There are always people, perhaps you are one of them, who first saw Zentangle art and said, “I can’t do that.”
We always say that if you can write your name, you can create Zentangle art. The beauty of the Zentangle method, is that anyone can do it. I am always very quick to assure these people, with honest conviction, that everyone is an artist.
It occurred to me though that I was not practicing what I preach.
I happened to grow up in the same small Massachusetts town that ZHQ is located in. Right next door to be exact. One of the nice things (for the most part) of growing up in a small town is that everyone knows each other. These days, when I run into old teachers or parents of high school friends and they ask what I do for work, I tell them I work for Zentangle. If they are unsure about what Zentangle is, I will sometimes say I work for Maria Thomas, since in our small town, most people know who Maria is. Once I tell them who I work for, more often than not they respond with, “I didn’t know you were an artist!”
I always seem to laugh at this assumption and assure whoever I am talking to that Zentangle most certainly did not hire me for my artistic abilities. I began to wonder how could I truly believe that everyone IS an artist, while simultaneously laughing at the mere suggestion that I might be an artist?
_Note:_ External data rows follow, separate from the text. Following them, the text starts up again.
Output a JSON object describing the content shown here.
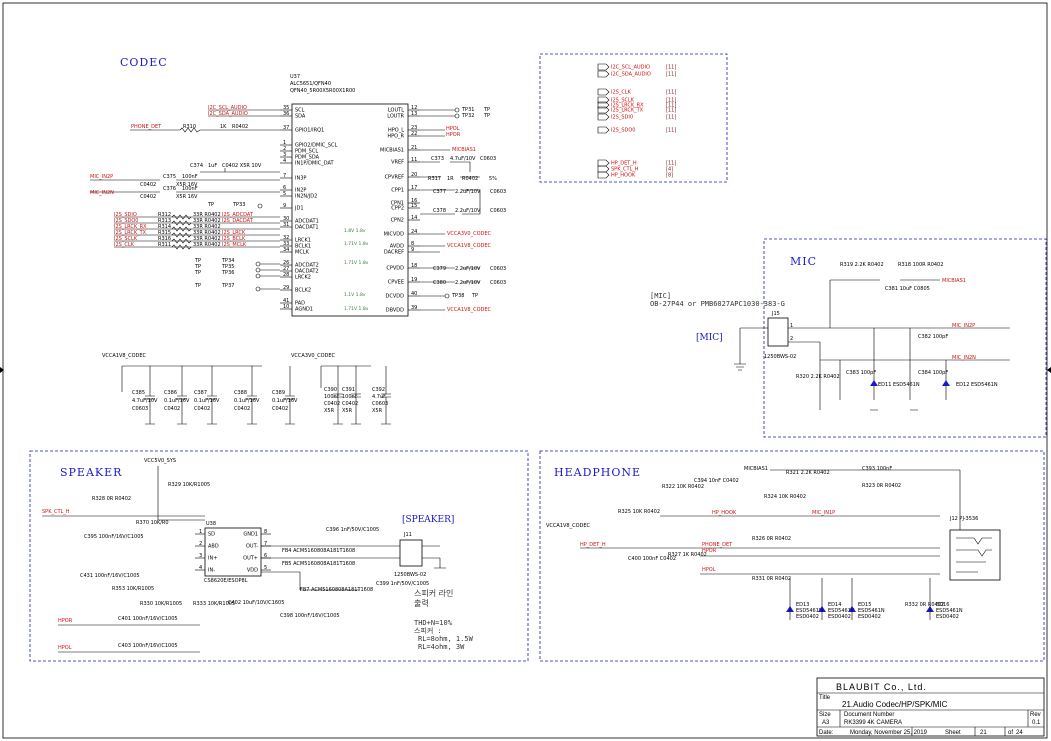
{
  "sections": {
    "codec": "CODEC",
    "mic": "MIC",
    "speaker": "SPEAKER",
    "headphone": "HEADPHONE",
    "speaker_conn": "[SPEAKER]",
    "mic_conn": "[MIC]"
  },
  "codec_chip": {
    "ref": "U37",
    "part": "ALC5651/QFN40",
    "pkg": "QFN40_5R00X5R00X1R00",
    "left_pins": [
      {
        "num": "35",
        "name": "SCL",
        "net": "I2C_SCL_AUDIO"
      },
      {
        "num": "36",
        "name": "SDA",
        "net": "I2C_SDA_AUDIO"
      },
      {
        "num": "37",
        "name": "GPIO1/IRQ1",
        "net": "PHONE_DET"
      },
      {
        "num": "1",
        "name": "GPIO2/DMIC_SCL",
        "net": ""
      },
      {
        "num": "2",
        "name": "PDM_SCL",
        "net": ""
      },
      {
        "num": "3",
        "name": "PDM_SDA",
        "net": ""
      },
      {
        "num": "4",
        "name": "IN1P/DMIC_DAT",
        "net": ""
      },
      {
        "num": "7",
        "name": "IN3P",
        "net": "MIC_IN2P"
      },
      {
        "num": "6",
        "name": "IN2P",
        "net": "MIC_IN2N"
      },
      {
        "num": "5",
        "name": "IN2N/JD2",
        "net": ""
      },
      {
        "num": "9",
        "name": "JD1",
        "net": "TP33"
      },
      {
        "num": "30",
        "name": "ADCDAT1",
        "net": "I2S1_ADCDAT"
      },
      {
        "num": "31",
        "name": "DACDAT1",
        "net": "I2S1_DACDAT"
      },
      {
        "num": "32",
        "name": "LRCK1",
        "net": "I2S1_LRCK"
      },
      {
        "num": "33",
        "name": "BCLK1",
        "net": "I2S1_BCLK"
      },
      {
        "num": "34",
        "name": "MCLK",
        "net": "I2S1_MCLK"
      },
      {
        "num": "26",
        "name": "ADCDAT2",
        "net": "TP34"
      },
      {
        "num": "27",
        "name": "DACDAT2",
        "net": "TP35"
      },
      {
        "num": "28",
        "name": "LRCK2",
        "net": "TP36"
      },
      {
        "num": "29",
        "name": "BCLK2",
        "net": "TP37"
      },
      {
        "num": "41",
        "name": "PAD",
        "net": ""
      },
      {
        "num": "10",
        "name": "AGND1",
        "net": ""
      }
    ],
    "right_pins": [
      {
        "num": "12",
        "name": "LOUTL",
        "net": "TP31"
      },
      {
        "num": "13",
        "name": "LOUTR",
        "net": "TP32"
      },
      {
        "num": "23",
        "name": "HPO_L",
        "net": "HPOL"
      },
      {
        "num": "22",
        "name": "HPO_R",
        "net": "HPOR"
      },
      {
        "num": "21",
        "name": "MICBIAS1",
        "net": "MICBIAS1"
      },
      {
        "num": "11",
        "name": "VREF",
        "net": "C373"
      },
      {
        "num": "20",
        "name": "CPVREF",
        "net": "R317"
      },
      {
        "num": "17",
        "name": "CPP1",
        "net": "C377"
      },
      {
        "num": "16",
        "name": "CPN1",
        "net": ""
      },
      {
        "num": "15",
        "name": "CPP2",
        "net": "C378"
      },
      {
        "num": "14",
        "name": "CPN2",
        "net": ""
      },
      {
        "num": "24",
        "name": "MICVDD",
        "net": "VCCA3V0_CODEC"
      },
      {
        "num": "8",
        "name": "AVDD",
        "net": "VCCA1V8_CODEC"
      },
      {
        "num": "9",
        "name": "DACREF",
        "net": ""
      },
      {
        "num": "18",
        "name": "CPVDD",
        "net": "C379"
      },
      {
        "num": "19",
        "name": "CPVEE",
        "net": "C380"
      },
      {
        "num": "40",
        "name": "DCVDD",
        "net": "TP38"
      },
      {
        "num": "39",
        "name": "DBVDD",
        "net": "VCCA1V8_CODEC"
      }
    ]
  },
  "codec_caps": {
    "vcca1v8": "VCCA1V8_CODEC",
    "vcca3v0": "VCCA3V0_CODEC",
    "left": [
      {
        "ref": "C385",
        "val": "4.7uF/10V",
        "pkg": "C0603"
      },
      {
        "ref": "C386",
        "val": "0.1uF/16V",
        "pkg": "C0402"
      },
      {
        "ref": "C387",
        "val": "0.1uF/16V",
        "pkg": "C0402"
      },
      {
        "ref": "C388",
        "val": "0.1uF/16V",
        "pkg": "C0402"
      },
      {
        "ref": "C389",
        "val": "0.1uF/16V",
        "pkg": "C0402"
      }
    ],
    "right": [
      {
        "ref": "C390",
        "val": "100nF",
        "pkg": "C0402"
      },
      {
        "ref": "C391",
        "val": "100nF",
        "pkg": "C0402"
      },
      {
        "ref": "C392",
        "val": "4.7uF",
        "pkg": "C0603"
      }
    ]
  },
  "netlist_box": {
    "ports": [
      {
        "net": "I2C_SCL_AUDIO",
        "ref": "[11]"
      },
      {
        "net": "I2C_SDA_AUDIO",
        "ref": "[11]"
      },
      {
        "net": "I2S_CLK",
        "ref": "[11]"
      },
      {
        "net": "I2S_SCLK",
        "ref": "[11]"
      },
      {
        "net": "I2S_LRCK_RX",
        "ref": "[11]"
      },
      {
        "net": "I2S_LRCK_TX",
        "ref": "[11]"
      },
      {
        "net": "I2S_SDI0",
        "ref": "[11]"
      },
      {
        "net": "I2S_SDO0",
        "ref": "[11]"
      },
      {
        "net": "HP_DET_H",
        "ref": "[11]"
      },
      {
        "net": "SPK_CTL_H",
        "ref": "[4]"
      },
      {
        "net": "HP_HOOK",
        "ref": "[8]"
      }
    ]
  },
  "mic": {
    "note1": "[MIC]",
    "note2": "OB-27P44 or PMB6027APC1030-383-G",
    "jack": "J15",
    "jack_part": "1250BWS-02",
    "r319": "R319 2.2K R0402",
    "r318": "R318 100R R0402",
    "c381": "C381 10uF C0805",
    "c382": "C382 100pF",
    "c383": "C383 100pF",
    "c384": "C384 100pF",
    "r320": "R320 2.2K R0402",
    "ed11": "ED11 ESD5461N",
    "ed12": "ED12 ESD5461N",
    "micbias": "MICBIAS1",
    "inp": "MIC_IN2P",
    "inn": "MIC_IN2N"
  },
  "speaker": {
    "supply": "VCC5V0_SYS",
    "amp": "U38",
    "amp_part": "CS8620E/ESOP8L",
    "amp_pins": [
      "SD",
      "ABD",
      "IN+",
      "IN-",
      "GND1",
      "OUT-",
      "OUT+",
      "VDD"
    ],
    "spk_ctl": "SPK_CTL_H",
    "r328": "R328 0R R0402",
    "r329": "R329 10K/R1005",
    "r370": "R370 10K/R0",
    "c395": "C395 100nF/16V/C1005",
    "c431": "C431 100nF/16V/C1005",
    "r353": "R353 10K/R1005",
    "r330": "R330 10K/R1005",
    "r333": "R333 10K/R1005",
    "c401": "C401 100nF/16V/C1005",
    "c403": "C403 100nF/16V/C1005",
    "c402": "C402 10uF/10V/C1605",
    "c398": "C398 100nF/16V/C1005",
    "fb4": "FB4 ACM5160808A181T1608",
    "fb5": "FB5 ACM5160808A181T1608",
    "fb7": "FB7 ACM5160808A181T1608",
    "c396": "C396 1nF/50V/C1005",
    "c399": "C399 1nF/50V/C1005",
    "j11": "J11",
    "j11_part": "1250BWS-02",
    "hpor": "HPOR",
    "hpol": "HPOL",
    "note_ko_1": "스피커 라인",
    "note_ko_2": "출력",
    "spec1": "THD+N=10%",
    "spec2": "스피커 :",
    "spec3": "RL=8ohm, 1.5W",
    "spec4": "RL=4ohm, 3W"
  },
  "headphone": {
    "micbias": "MICBIAS1",
    "r321": "R321 2.2K R0402",
    "c393": "C393 100nF",
    "r322": "R322 10K R0402",
    "c394": "C394 10nF C0402",
    "r324": "R324 10K R0402",
    "r323": "R323 0R R0402",
    "r325": "R325 10K R0402",
    "vcc": "VCCA1V8_CODEC",
    "hp_hook": "HP_HOOK",
    "mic_in1p": "MIC_IN1P",
    "hp_det": "HP_DET_H",
    "c400": "C400 100nF C0402",
    "r327": "R327 1K R0402",
    "r326": "R326 0R R0402",
    "phone_det": "PHONE_DET",
    "hpor": "HPOR",
    "hpol": "HPOL",
    "r331": "R331 0R R0402",
    "r332": "R332 0R R0402",
    "j12": "J12 PJ-3536",
    "esd": [
      "ED13 ESD5461N",
      "ED14 ESD5461N",
      "ED15 ESD5461N",
      "ED16 ESD5461N"
    ]
  },
  "title_block": {
    "company": "BLAUBIT Co., Ltd.",
    "title_label": "Title",
    "title": "21.Audio Codec/HP/SPK/MIC",
    "size_label": "Size",
    "size": "A3",
    "doc_label": "Document Number",
    "doc": "RK3399 4K CAMERA",
    "rev_label": "Rev",
    "rev": "0.1",
    "date_label": "Date:",
    "date": "Monday, November 25, 2019",
    "sheet_label": "Sheet",
    "sheet": "21",
    "of_label": "of",
    "of": "24"
  }
}
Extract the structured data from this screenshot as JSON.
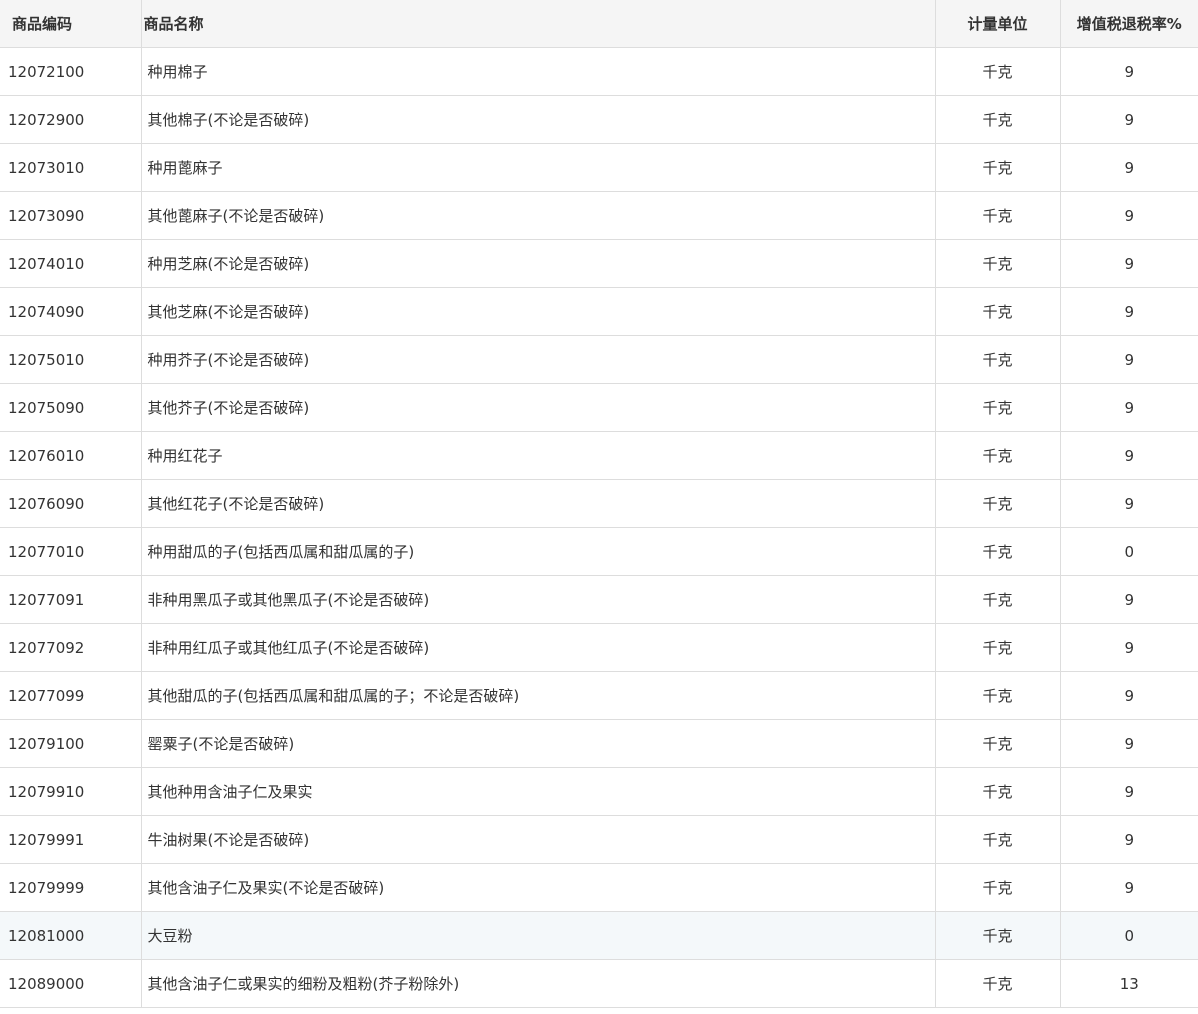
{
  "table": {
    "headers": {
      "code": "商品编码",
      "name": "商品名称",
      "unit": "计量单位",
      "rate": "增值税退税率%"
    },
    "rows": [
      {
        "code": "12072100",
        "name": "种用棉子",
        "unit": "千克",
        "rate": "9"
      },
      {
        "code": "12072900",
        "name": "其他棉子(不论是否破碎)",
        "unit": "千克",
        "rate": "9"
      },
      {
        "code": "12073010",
        "name": "种用蓖麻子",
        "unit": "千克",
        "rate": "9"
      },
      {
        "code": "12073090",
        "name": "其他蓖麻子(不论是否破碎)",
        "unit": "千克",
        "rate": "9"
      },
      {
        "code": "12074010",
        "name": "种用芝麻(不论是否破碎)",
        "unit": "千克",
        "rate": "9"
      },
      {
        "code": "12074090",
        "name": "其他芝麻(不论是否破碎)",
        "unit": "千克",
        "rate": "9"
      },
      {
        "code": "12075010",
        "name": "种用芥子(不论是否破碎)",
        "unit": "千克",
        "rate": "9"
      },
      {
        "code": "12075090",
        "name": "其他芥子(不论是否破碎)",
        "unit": "千克",
        "rate": "9"
      },
      {
        "code": "12076010",
        "name": "种用红花子",
        "unit": "千克",
        "rate": "9"
      },
      {
        "code": "12076090",
        "name": "其他红花子(不论是否破碎)",
        "unit": "千克",
        "rate": "9"
      },
      {
        "code": "12077010",
        "name": "种用甜瓜的子(包括西瓜属和甜瓜属的子)",
        "unit": "千克",
        "rate": "0"
      },
      {
        "code": "12077091",
        "name": "非种用黑瓜子或其他黑瓜子(不论是否破碎)",
        "unit": "千克",
        "rate": "9"
      },
      {
        "code": "12077092",
        "name": "非种用红瓜子或其他红瓜子(不论是否破碎)",
        "unit": "千克",
        "rate": "9"
      },
      {
        "code": "12077099",
        "name": "其他甜瓜的子(包括西瓜属和甜瓜属的子；不论是否破碎)",
        "unit": "千克",
        "rate": "9"
      },
      {
        "code": "12079100",
        "name": "罂粟子(不论是否破碎)",
        "unit": "千克",
        "rate": "9"
      },
      {
        "code": "12079910",
        "name": "其他种用含油子仁及果实",
        "unit": "千克",
        "rate": "9"
      },
      {
        "code": "12079991",
        "name": "牛油树果(不论是否破碎)",
        "unit": "千克",
        "rate": "9"
      },
      {
        "code": "12079999",
        "name": "其他含油子仁及果实(不论是否破碎)",
        "unit": "千克",
        "rate": "9"
      },
      {
        "code": "12081000",
        "name": "大豆粉",
        "unit": "千克",
        "rate": "0"
      },
      {
        "code": "12089000",
        "name": "其他含油子仁或果实的细粉及粗粉(芥子粉除外)",
        "unit": "千克",
        "rate": "13"
      }
    ],
    "hovered_row_code": "12081000"
  }
}
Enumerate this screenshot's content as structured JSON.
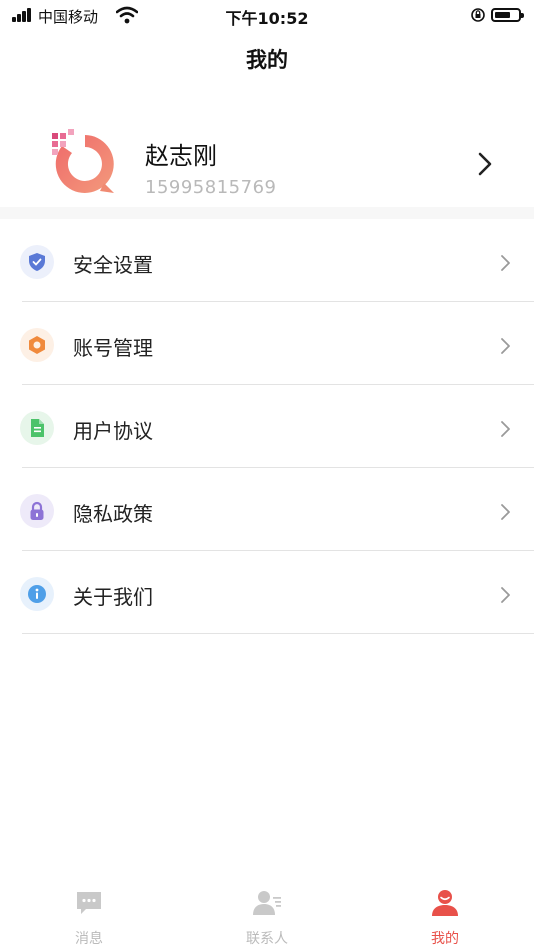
{
  "status_bar": {
    "carrier": "中国移动",
    "time": "下午10:52",
    "battery_level": 0.7
  },
  "header": {
    "title": "我的"
  },
  "profile": {
    "name": "赵志刚",
    "phone": "15995815769"
  },
  "menu": [
    {
      "label": "安全设置",
      "icon": "shield-icon",
      "color": "#5a79d6",
      "bg": "#ecf0fb"
    },
    {
      "label": "账号管理",
      "icon": "account-icon",
      "color": "#f08a3c",
      "bg": "#fdf0e5"
    },
    {
      "label": "用户协议",
      "icon": "document-icon",
      "color": "#4cc36a",
      "bg": "#e7f6ea"
    },
    {
      "label": "隐私政策",
      "icon": "lock-icon",
      "color": "#8d73d6",
      "bg": "#eeeaf9"
    },
    {
      "label": "关于我们",
      "icon": "info-icon",
      "color": "#4f9fe8",
      "bg": "#e7f1fc"
    }
  ],
  "tabs": [
    {
      "label": "消息",
      "icon": "message-icon",
      "active": false
    },
    {
      "label": "联系人",
      "icon": "contacts-icon",
      "active": false
    },
    {
      "label": "我的",
      "icon": "profile-icon",
      "active": true
    }
  ],
  "colors": {
    "accent": "#e8514a",
    "inactive": "#bbbbbb"
  }
}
If you had asked me at age 7 what I wanted to be when I grew up, I would have told you that I was going to be an artist (well, probably a princess who was also an artist). Like many kids, I colored, I drew, and I painted all day long. I never wondered whether or not I was good at what I was doing. I was simply creating. Like many kids, somewhere along the way I began to question my legitimacy as an artist and comparing my work in art class to the other students. All of a sudden, it occurred to me that I might not be “good” at art. So, I stopped creating. I found other things that I was better at and pursued those. I think many people can relate to this. As children, we are not plagued with the doubt and insecurity that we develop as we get older.
It is this same doubt and insecurity that makes me react the way I do when people ask if I am an artist. I know that most people asking are thinking of Maria’s calligraphy and botanical art. So, if I admit that I am an artist, they are going to assume I am of the same caliber and once again I am questioning my legitimacy as an artist.
It is true – Rick and Maria did not hire me for my artistic abilities, but that doesn’t make me any less of an artist. They also did not hire me for my baking abilities but that doesn’t mean I don’t bake a mean apple pie.
I decided I needed to be a little nicer to the artist inside of me. If I am going to encourage my students to embrace the artist in them, I needed to do the same. The Zentangle Method speaks to everyone, of all different artistic backgrounds, but I really think it offers a special gift to those of us who were previously “not an artist.” It is a secret passageway back to those childhood days when we colored and painted as if we were the next Picasso and no one was going to tell us otherwise. It is an opportunity to create something beautiful and to activate those parts of ourselves that we stifled so long ago.
The last time someone asked me about what I did for work, I talked about the Zentangle Method and when I could tell they were having trouble visualizing what I was talking about, I opened the Zentangle Mosaic app and showed them some of my work as an example. They looked at me and said, “Oh, you’re an artist!”